The third example of issues that warrant further investigation is the basis of knowledge used by Aids Dissidents. Let us ignore those who actively lied about the events in a purported bid to correct the 'untruth' of Science. For the moment, focus on those Dissidents who distributed the story, published it on websites and commented on the story without any apparent doubt that the story had to be true. Given that the Dissidents primary claim is that they are able to look (and think) beyond the hype of the establishment, it was astonishing to see how easily they were fooled by a story that supported their stance. (This reminds one of the implications that the paper written by Alan D Sokal and published in 1996 in Social Text held for others critical of Science; it differs from the Sokal paper in one major respect: most of these media stories were generated by authors who are apparently accepted by Dissidents as one of them.) In more formal terms: what is the epistemological basis for Dissidents' claim to knowledge? There seems to be sufficient evidence that they use the same epistemological basis that Conspiracy Theory in general uses. This basis rests on two assumptions: (1) If one is aware of the conspiracy, one is able to distinguish between fact and fiction; and (2) the Conspiracy Theory is a general theory in that it (a) explains data that suits the Conspiracy Theory as being objective, and (b) explains data that refutes the Conspiracy Theory as being manipulated by the conspirators. (The name of the philosopher who first made the point about the generality of Conspiracy Theory escapes me at the point of writing this.) A cursory review of the literature suggests that the epistemological basis of Conspiracy Theory has seen little true philosophical inquiry, and this might indeed be an interesting field of study for someone interested in the topic. (I would be very interested to be pointed to any published work on the topic.) Clearly, pointing out this link between Aids Dissidents and Conspiracy Theorists rests on a generalisation.
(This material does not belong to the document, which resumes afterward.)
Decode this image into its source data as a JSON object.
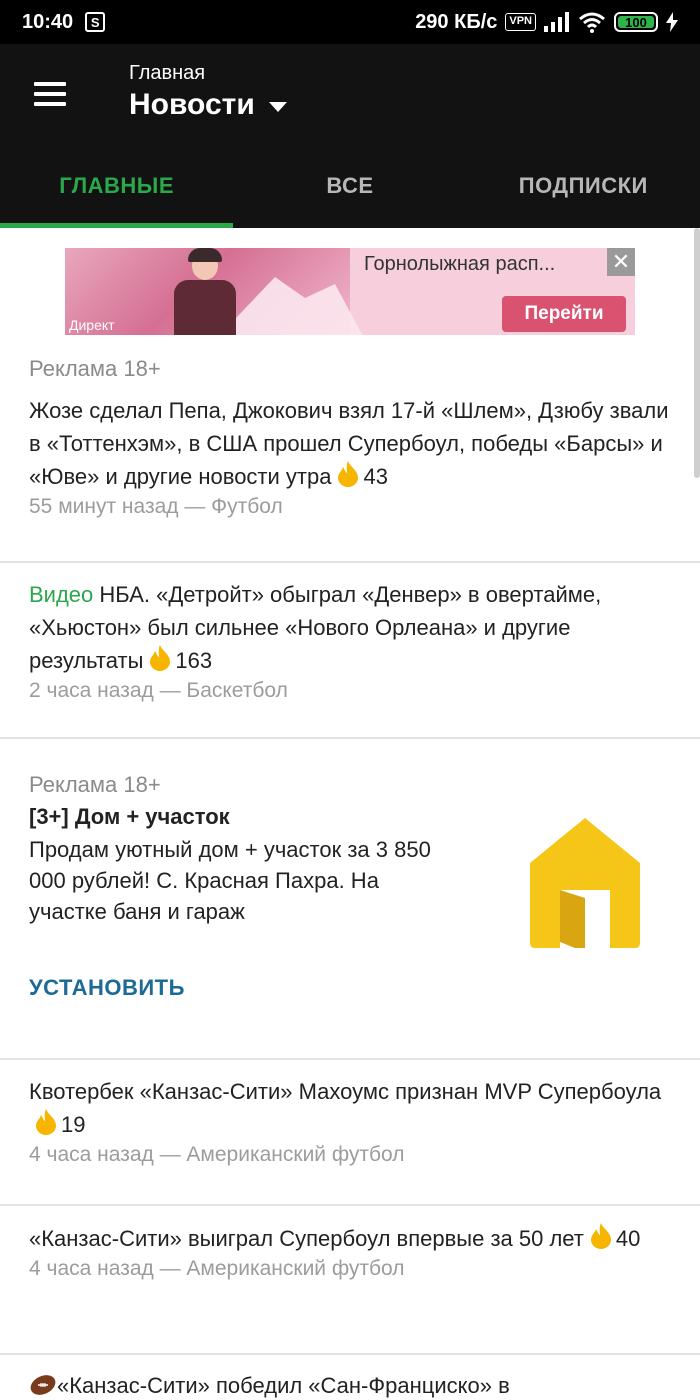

However, until those Dissidents who use a different basis for truth claims not only make their basis clear, but also actively weed out untruths accepted as gospel in Aids Dissident circles - in other words, until Aids Dissidents are as critical of one another as Scientists are, even as imperfect as the system is - Aids Dissidentism cannot hope to be taken seriously.
Page maintained by Martin Olivier
Last update: 4 December 2003